Data records for software interfaces
== Segment start ==

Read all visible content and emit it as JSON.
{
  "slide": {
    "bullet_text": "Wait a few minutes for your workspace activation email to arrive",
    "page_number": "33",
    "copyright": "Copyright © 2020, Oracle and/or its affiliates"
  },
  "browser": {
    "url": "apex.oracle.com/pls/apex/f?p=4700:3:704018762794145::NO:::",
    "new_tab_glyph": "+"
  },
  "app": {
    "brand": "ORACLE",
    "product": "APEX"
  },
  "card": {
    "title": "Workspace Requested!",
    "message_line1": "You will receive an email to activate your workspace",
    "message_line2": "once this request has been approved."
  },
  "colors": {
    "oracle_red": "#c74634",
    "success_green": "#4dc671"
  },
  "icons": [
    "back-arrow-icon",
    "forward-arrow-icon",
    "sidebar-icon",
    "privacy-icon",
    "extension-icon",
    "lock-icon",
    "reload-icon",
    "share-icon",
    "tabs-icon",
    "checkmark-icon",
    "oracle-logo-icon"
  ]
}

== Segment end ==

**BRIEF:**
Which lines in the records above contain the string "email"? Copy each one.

**SOLUTION:**
    "bullet_text": "Wait a few minutes for your workspace activation email to arrive",
    "message_line1": "You will receive an email to activate your workspace",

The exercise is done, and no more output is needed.